GOAL OF THE EXERCISE:
Look down the entries below and report how many lines hold the string "icon"; write nothing else.

[Entries from a dataset of interfaces]
* * *
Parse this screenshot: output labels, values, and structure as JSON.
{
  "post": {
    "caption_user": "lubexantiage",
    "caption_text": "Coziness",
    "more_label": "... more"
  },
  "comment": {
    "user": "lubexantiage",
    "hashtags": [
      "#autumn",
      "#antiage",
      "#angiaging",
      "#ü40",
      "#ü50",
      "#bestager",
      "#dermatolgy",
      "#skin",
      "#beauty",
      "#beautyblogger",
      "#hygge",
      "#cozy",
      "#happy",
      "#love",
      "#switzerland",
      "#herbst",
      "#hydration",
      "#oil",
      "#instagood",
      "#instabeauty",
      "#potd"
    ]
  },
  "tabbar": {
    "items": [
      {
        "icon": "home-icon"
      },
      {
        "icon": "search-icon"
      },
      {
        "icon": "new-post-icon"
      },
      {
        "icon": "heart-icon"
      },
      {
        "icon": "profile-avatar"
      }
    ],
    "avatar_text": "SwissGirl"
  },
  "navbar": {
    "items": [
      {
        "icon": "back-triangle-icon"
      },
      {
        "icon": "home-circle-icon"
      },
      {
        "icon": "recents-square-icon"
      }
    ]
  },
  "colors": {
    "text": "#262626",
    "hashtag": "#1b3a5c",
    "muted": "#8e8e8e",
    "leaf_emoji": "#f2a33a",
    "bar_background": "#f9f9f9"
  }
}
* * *
RESPONSE TO THE TASK:
8